Dataset extract below:

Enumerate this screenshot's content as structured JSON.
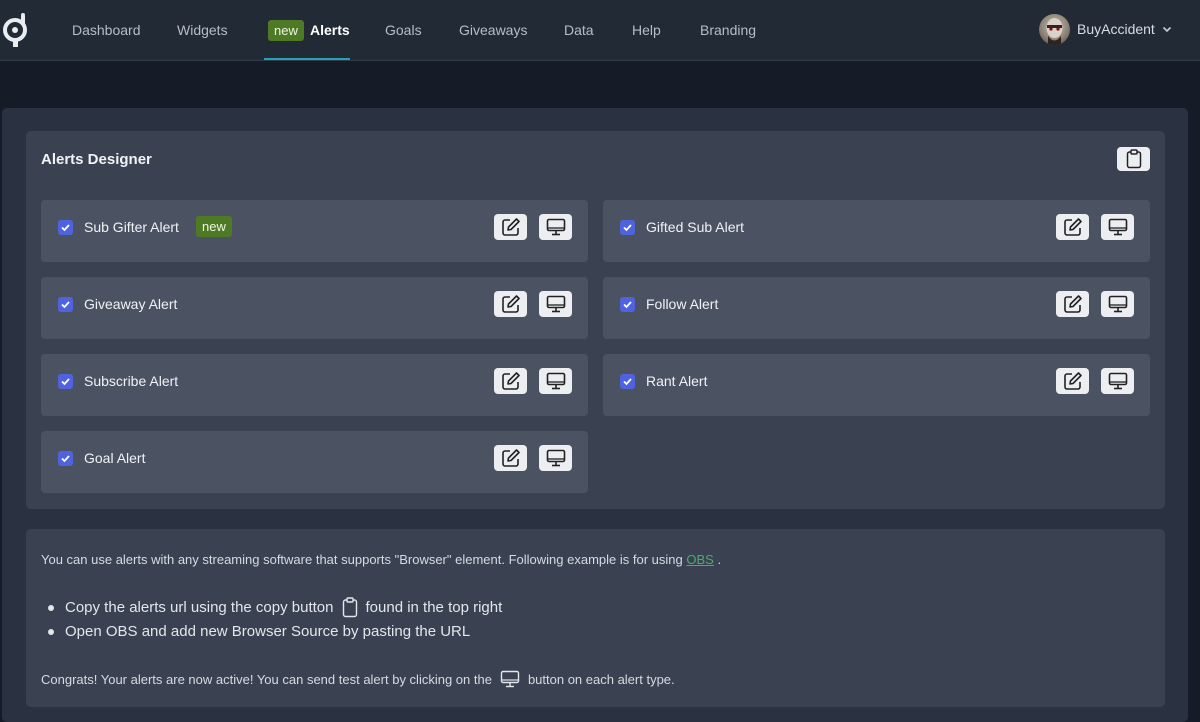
{
  "nav": {
    "items": [
      {
        "label": "Dashboard"
      },
      {
        "label": "Widgets"
      },
      {
        "label": "Alerts",
        "badge": "new",
        "active": true
      },
      {
        "label": "Goals"
      },
      {
        "label": "Giveaways"
      },
      {
        "label": "Data"
      },
      {
        "label": "Help"
      },
      {
        "label": "Branding"
      }
    ],
    "user": {
      "name": "BuyAccident"
    }
  },
  "designer": {
    "title": "Alerts Designer",
    "alerts": [
      {
        "label": "Sub Gifter Alert",
        "badge": "new",
        "checked": true
      },
      {
        "label": "Gifted Sub Alert",
        "checked": true
      },
      {
        "label": "Giveaway Alert",
        "checked": true
      },
      {
        "label": "Follow Alert",
        "checked": true
      },
      {
        "label": "Subscribe Alert",
        "checked": true
      },
      {
        "label": "Rant Alert",
        "checked": true
      },
      {
        "label": "Goal Alert",
        "checked": true
      }
    ]
  },
  "info": {
    "intro": "You can use alerts with any streaming software that supports \"Browser\" element. Following example is for using",
    "intro_link": "OBS",
    "intro_end": ".",
    "bullet1_before": "Copy the alerts url using the copy button",
    "bullet1_after": "found in the top right",
    "bullet2": "Open OBS and add new Browser Source by pasting the URL",
    "congrats_before": "Congrats! Your alerts are now active! You can send test alert by clicking on the",
    "congrats_after": "button on each alert type."
  },
  "colors": {
    "accent_checkbox": "#4f63e0",
    "badge_green": "#4f7a25",
    "link_green": "#4fa96b",
    "nav_underline": "#2aa0b4"
  },
  "icons": [
    "logo-icon",
    "chevron-down-icon",
    "clipboard-icon",
    "check-icon",
    "edit-icon",
    "monitor-icon"
  ]
}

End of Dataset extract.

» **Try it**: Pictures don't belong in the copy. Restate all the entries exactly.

» **Exercise response**:
Enumerate this screenshot's content as structured JSON.
{
  "nav": {
    "items": [
      {
        "label": "Dashboard"
      },
      {
        "label": "Widgets"
      },
      {
        "label": "Alerts",
        "badge": "new",
        "active": true
      },
      {
        "label": "Goals"
      },
      {
        "label": "Giveaways"
      },
      {
        "label": "Data"
      },
      {
        "label": "Help"
      },
      {
        "label": "Branding"
      }
    ],
    "user": {
      "name": "BuyAccident"
    }
  },
  "designer": {
    "title": "Alerts Designer",
    "alerts": [
      {
        "label": "Sub Gifter Alert",
        "badge": "new",
        "checked": true
      },
      {
        "label": "Gifted Sub Alert",
        "checked": true
      },
      {
        "label": "Giveaway Alert",
        "checked": true
      },
      {
        "label": "Follow Alert",
        "checked": true
      },
      {
        "label": "Subscribe Alert",
        "checked": true
      },
      {
        "label": "Rant Alert",
        "checked": true
      },
      {
        "label": "Goal Alert",
        "checked": true
      }
    ]
  },
  "info": {
    "intro": "You can use alerts with any streaming software that supports \"Browser\" element. Following example is for using",
    "intro_link": "OBS",
    "intro_end": ".",
    "bullet1_before": "Copy the alerts url using the copy button",
    "bullet1_after": "found in the top right",
    "bullet2": "Open OBS and add new Browser Source by pasting the URL",
    "congrats_before": "Congrats! Your alerts are now active! You can send test alert by clicking on the",
    "congrats_after": "button on each alert type."
  },
  "colors": {
    "accent_checkbox": "#4f63e0",
    "badge_green": "#4f7a25",
    "link_green": "#4fa96b",
    "nav_underline": "#2aa0b4"
  },
  "icons": [
    "logo-icon",
    "chevron-down-icon",
    "clipboard-icon",
    "check-icon",
    "edit-icon",
    "monitor-icon"
  ]
}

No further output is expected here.